Book Review: Making a Scene: A Guide for Fiction Writers

I would like to apologize for posting this review so late.  This should have been done much sooner, like last night, but a migraine popped up with the force of a sledge hammer to the back of my skull.  I things don’t seem very clear, it is because the migraine is lingering but on its way out.

making-a-scene-coverConsidering that I am no fan of non-fiction, I found myself enjoying books from Brent Spencer.  I have read several of his books about writing.  This one, Making a Scene: A Guide for Fiction Writers is just what someone who wonders if they are making a scene right or not.

This is a short, quick, read, with plenty of examples from works by other authors, both contemporary and classic.  At only 34 pages in length, it is packed with information and advice for the novice writer.  He starts it off in the most simplistic of ways and builds from there.

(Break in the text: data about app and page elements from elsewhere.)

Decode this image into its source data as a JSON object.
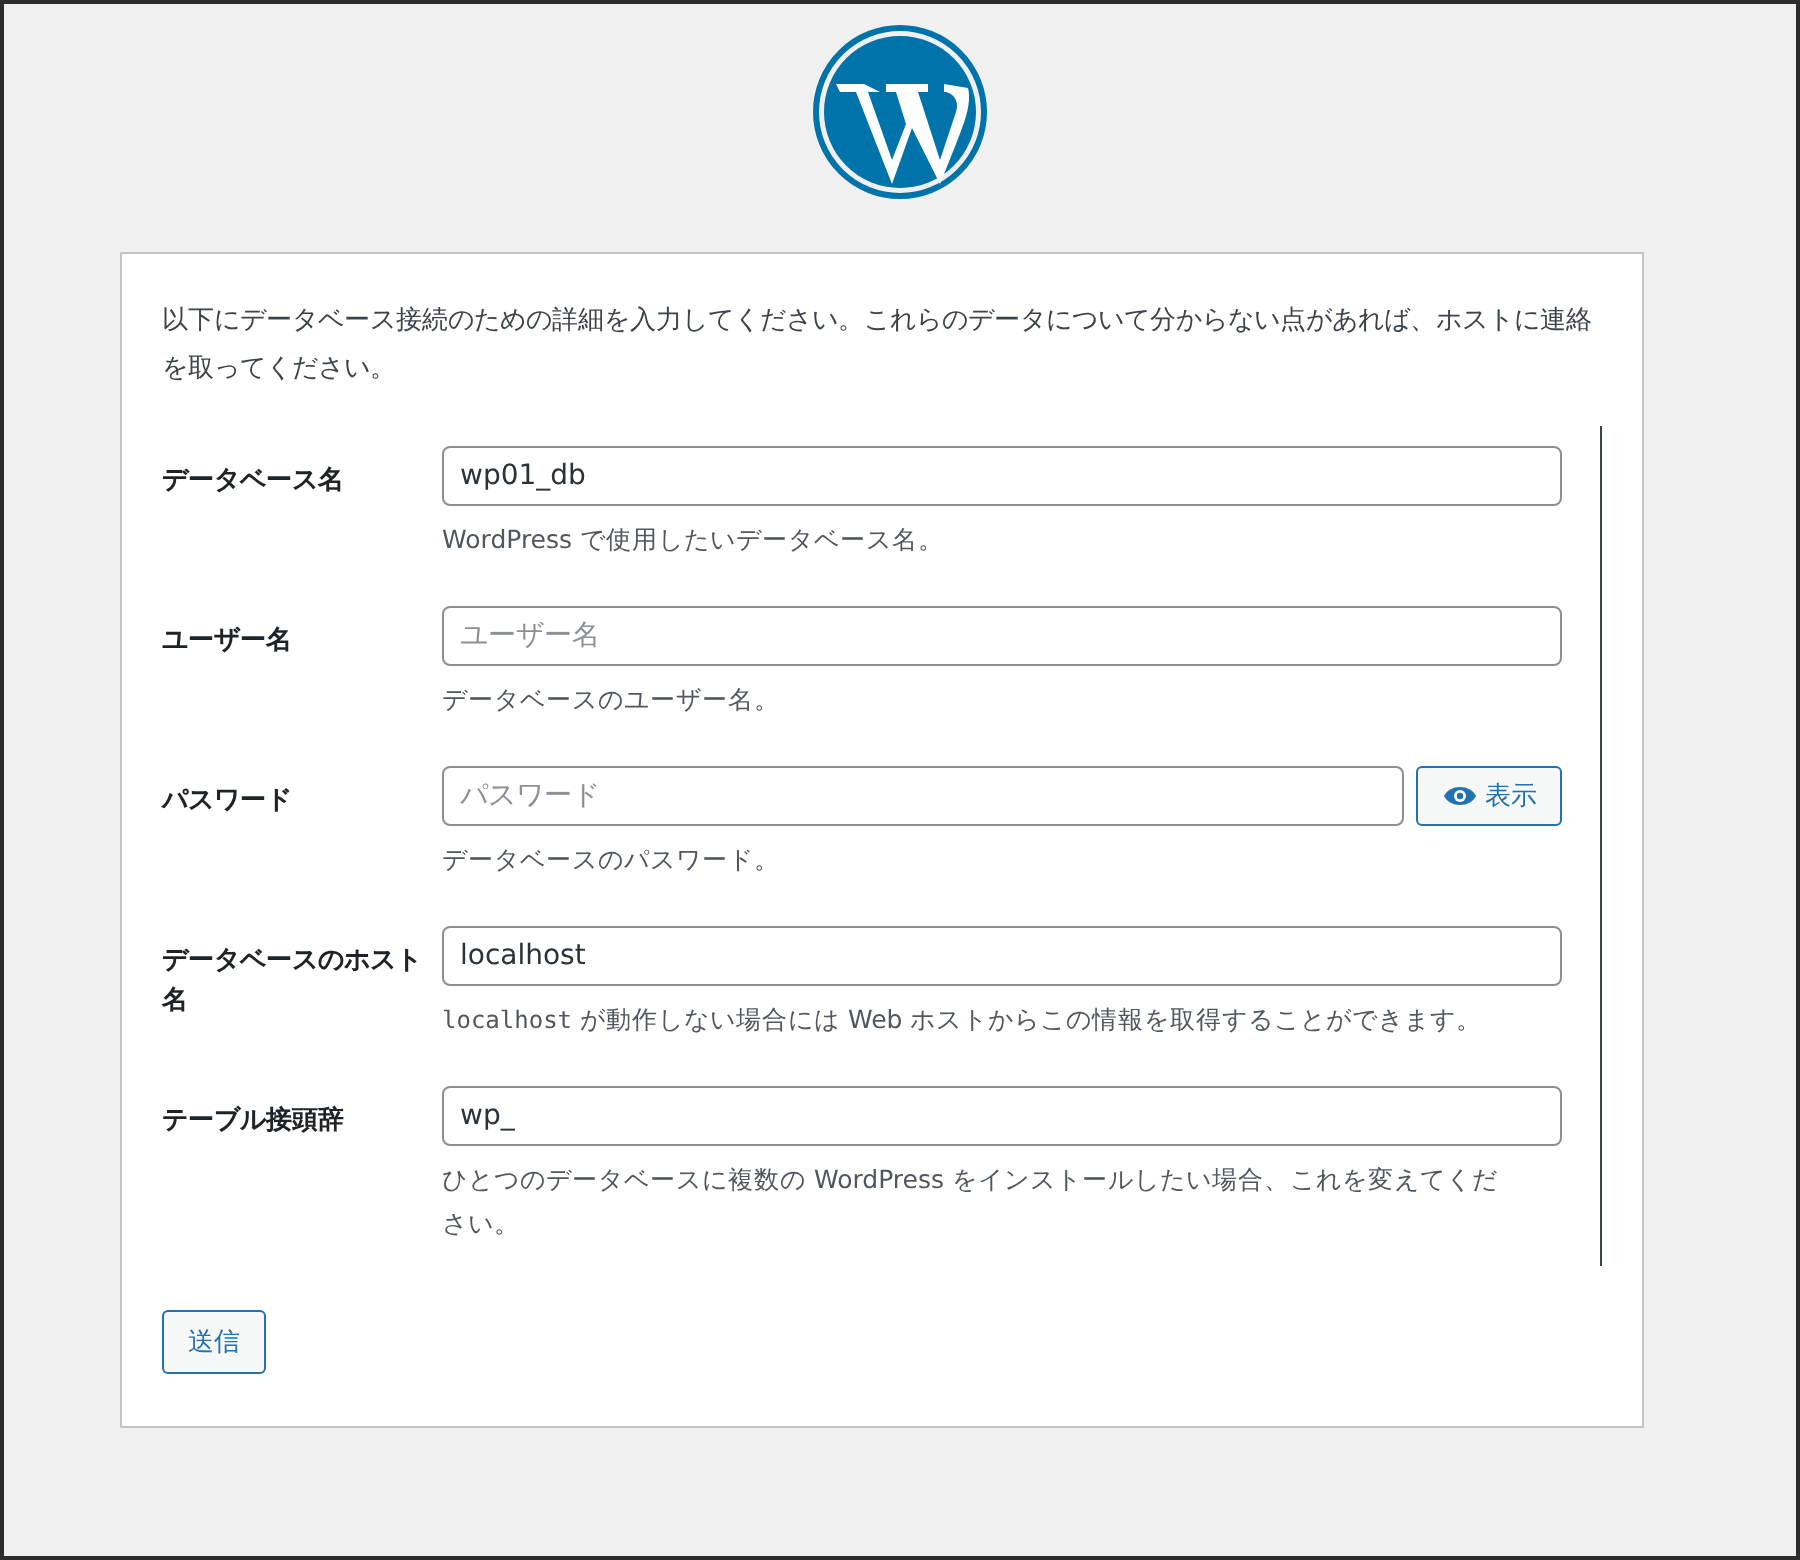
{
  "intro": "以下にデータベース接続のための詳細を入力してください。これらのデータについて分からない点があれば、ホストに連絡を取ってください。",
  "fields": [
    {
      "label": "データベース名",
      "value": "wp01_db",
      "description": [
        {
          "kind": "text",
          "text": "WordPress で使用したいデータベース名。"
        }
      ]
    },
    {
      "label": "ユーザー名",
      "placeholder": "ユーザー名",
      "description": [
        {
          "kind": "text",
          "text": "データベースのユーザー名。"
        }
      ]
    },
    {
      "label": "パスワード",
      "placeholder": "パスワード",
      "toggle": "表示",
      "description": [
        {
          "kind": "text",
          "text": "データベースのパスワード。"
        }
      ]
    },
    {
      "label": "データベースのホスト名",
      "value": "localhost",
      "description": [
        {
          "kind": "code",
          "text": "localhost"
        },
        {
          "kind": "text",
          "text": " が動作しない場合には Web ホストからこの情報を取得することができます。"
        }
      ]
    },
    {
      "label": "テーブル接頭辞",
      "value": "wp_",
      "description": [
        {
          "kind": "text",
          "text": "ひとつのデータベースに複数の WordPress をインストールしたい場合、これを変えてください。"
        }
      ]
    }
  ],
  "submit": "送信"
}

Judging by the way he discusses the process of making a scene, keeps it simple.  The K.I.S.S method came to mind immediately and it definitely worked.  He starts with differentiating types of scene: exposition, summary, and a full scene.

Exposition, he describes as something very general and short.  Example: We were mad.  Then the summary.  Example: Because the car was totaled, we were mad.  Then, he shows a short but expressive scene.  Example: The front end of the car was pressed inward around the thick trunk of the tree the thief crashed into.  Steam was spewing out of the cracked radiator and the engine was dying one loud knock at a time.  Carl and I were furious that our brand new car was in such a sad state.  While Carl clenched and unclenched his fists, he eyed the unconscious thief as if he was a prize lamb and he was the wolf.  Myself?  I was angry, but someone needed to keep a level head or we’d both end up in jail.  (Yes, I know, not the best but it is a brief example)

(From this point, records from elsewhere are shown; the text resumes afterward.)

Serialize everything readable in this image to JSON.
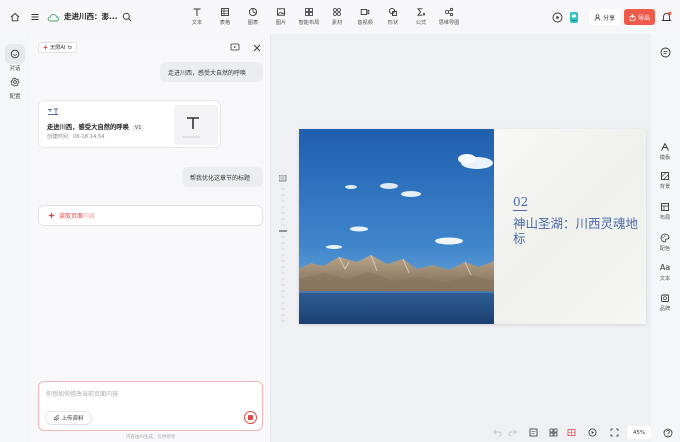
{
  "app": {
    "doc_title": "走进川西：澎..."
  },
  "toolbar": {
    "tools": [
      {
        "label": "文本",
        "icon": "text-icon"
      },
      {
        "label": "表格",
        "icon": "table-icon"
      },
      {
        "label": "图表",
        "icon": "chart-icon"
      },
      {
        "label": "图片",
        "icon": "image-icon"
      },
      {
        "label": "智能布局",
        "icon": "smart-layout-icon"
      },
      {
        "label": "素材",
        "icon": "material-icon"
      },
      {
        "label": "音视频",
        "icon": "media-icon"
      },
      {
        "label": "形状",
        "icon": "shape-icon"
      },
      {
        "label": "公式",
        "icon": "formula-icon"
      },
      {
        "label": "思维导图",
        "icon": "mindmap-icon"
      }
    ],
    "share_label": "分享",
    "export_label": "导出",
    "accent_color": "#f05a4a"
  },
  "left_nav": {
    "items": [
      {
        "label": "对话",
        "icon": "chat-icon",
        "active": true
      },
      {
        "label": "配置",
        "icon": "settings-icon",
        "active": false
      }
    ]
  },
  "chat": {
    "mode_tag": "无限AI",
    "messages": [
      {
        "role": "user",
        "text": "走进川西，感受大自然的呼唤"
      },
      {
        "role": "user",
        "text": "帮我优化这章节的标题"
      }
    ],
    "doc_card": {
      "title": "走进川西，感受大自然的呼唤",
      "version": "V1",
      "date": "创建时间：08-18 14:54"
    },
    "read_action": {
      "prefix": "读取页面",
      "suffix": "内容"
    },
    "input_placeholder": "你想如何修改当前页面内容",
    "upload_label": "上传资料",
    "disclaimer": "内容由AI生成，仅供参考"
  },
  "slide": {
    "number": "02",
    "title": "神山圣湖：川西灵魂地标",
    "title_color": "#4a6aa8"
  },
  "right_panel": {
    "items": [
      {
        "label": "模板",
        "icon": "template-icon"
      },
      {
        "label": "背景",
        "icon": "background-icon"
      },
      {
        "label": "布局",
        "icon": "layout-icon"
      },
      {
        "label": "配色",
        "icon": "palette-icon"
      },
      {
        "label": "文本",
        "icon": "text-style-icon"
      },
      {
        "label": "品牌",
        "icon": "brand-icon"
      }
    ]
  },
  "bottom": {
    "zoom": "45%"
  }
}
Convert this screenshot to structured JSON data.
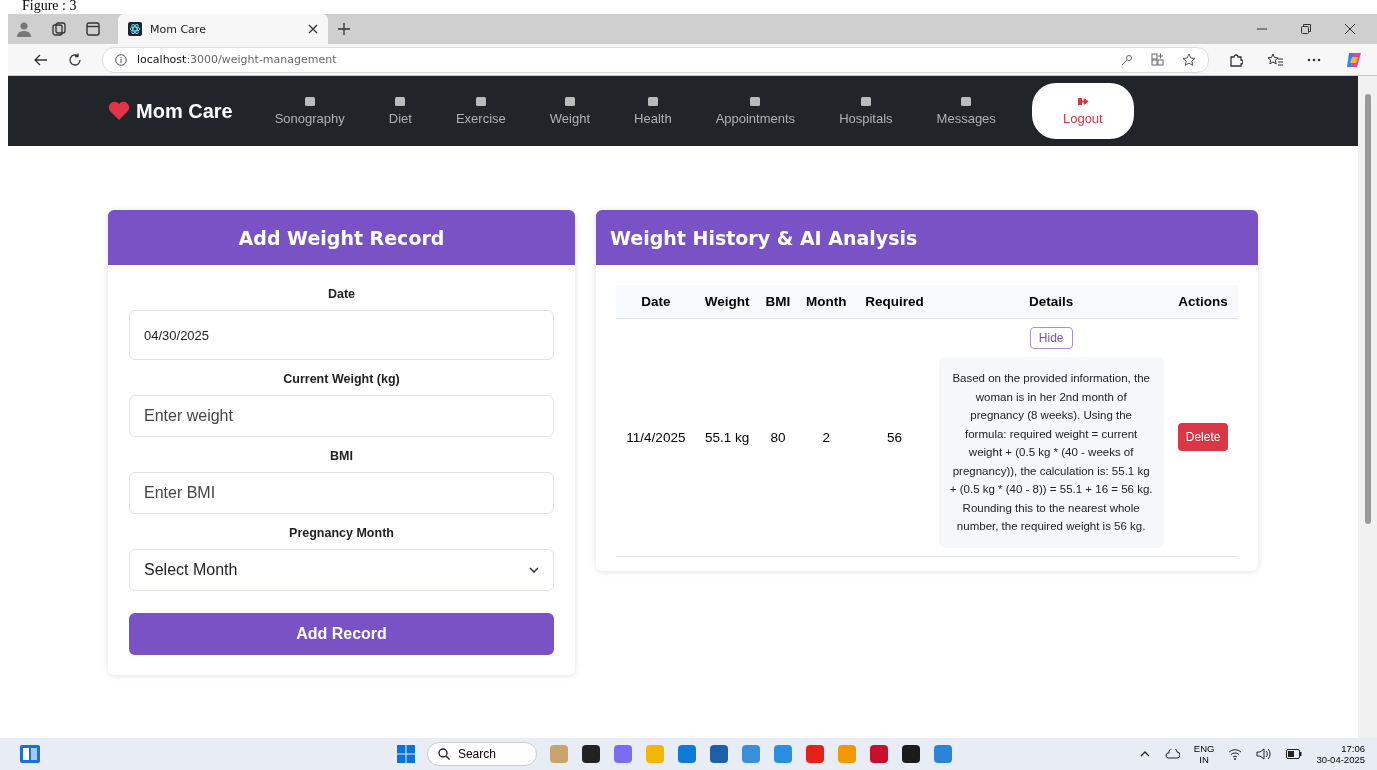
{
  "caption": "Figure : 3",
  "browser": {
    "tab": {
      "title": "Mom Care"
    },
    "address": {
      "host": "localhost",
      "path": ":3000/weight-management"
    }
  },
  "navbar": {
    "brand": "Mom Care",
    "items": [
      {
        "label": "Sonography"
      },
      {
        "label": "Diet"
      },
      {
        "label": "Exercise"
      },
      {
        "label": "Weight"
      },
      {
        "label": "Health"
      },
      {
        "label": "Appointments"
      },
      {
        "label": "Hospitals"
      },
      {
        "label": "Messages"
      }
    ],
    "logout": "Logout"
  },
  "add_form": {
    "title": "Add Weight Record",
    "fields": [
      {
        "kind": "input",
        "label": "Date",
        "value": "04/30/2025"
      },
      {
        "kind": "input",
        "label": "Current Weight (kg)",
        "placeholder": "Enter weight"
      },
      {
        "kind": "input",
        "label": "BMI",
        "placeholder": "Enter BMI"
      },
      {
        "kind": "select",
        "label": "Pregnancy Month",
        "value": "Select Month"
      }
    ],
    "submit": "Add Record"
  },
  "history": {
    "title": "Weight History & AI Analysis",
    "columns": [
      "Date",
      "Weight",
      "BMI",
      "Month",
      "Required",
      "Details",
      "Actions"
    ],
    "rows": [
      {
        "date": "11/4/2025",
        "weight": "55.1 kg",
        "bmi": "80",
        "month": "2",
        "required": "56",
        "details_toggle": "Hide",
        "expanded": true,
        "details": "Based on the provided information, the woman is in her 2nd month of pregnancy (8 weeks). Using the formula: required weight = current weight + (0.5 kg * (40 - weeks of pregnancy)), the calculation is: 55.1 kg + (0.5 kg * (40 - 8)) = 55.1 + 16 = 56 kg. Rounding this to the nearest whole number, the required weight is 56 kg.",
        "action": "Delete"
      }
    ]
  },
  "taskbar": {
    "search": "Search",
    "language": "ENG",
    "region": "IN",
    "time": "17:06",
    "date": "30-04-2025"
  }
}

I found this book to be both entertaining and informative which is what I like.  Many times I wished all my teachers in high school could have done the same.  Ah, well, we live and learn, and this book makes it easy to learn.

My only problem with the book is that it was too repetitious.  It stuck to that single concept and repeated it with different wording over and over.  Considering it is a single subject book, I understand why, but it didn’t have to be a one note idea.

Overall, I give this one a 3.5 star but it is one that I will read again and again.  As I mentioned, it is repetitious but, it doesn’t really explain how to make a scene.  It more shows and lets you figure it out from there.

Making a Scene can be found on Amazon for 99 centers.  It is worth buying.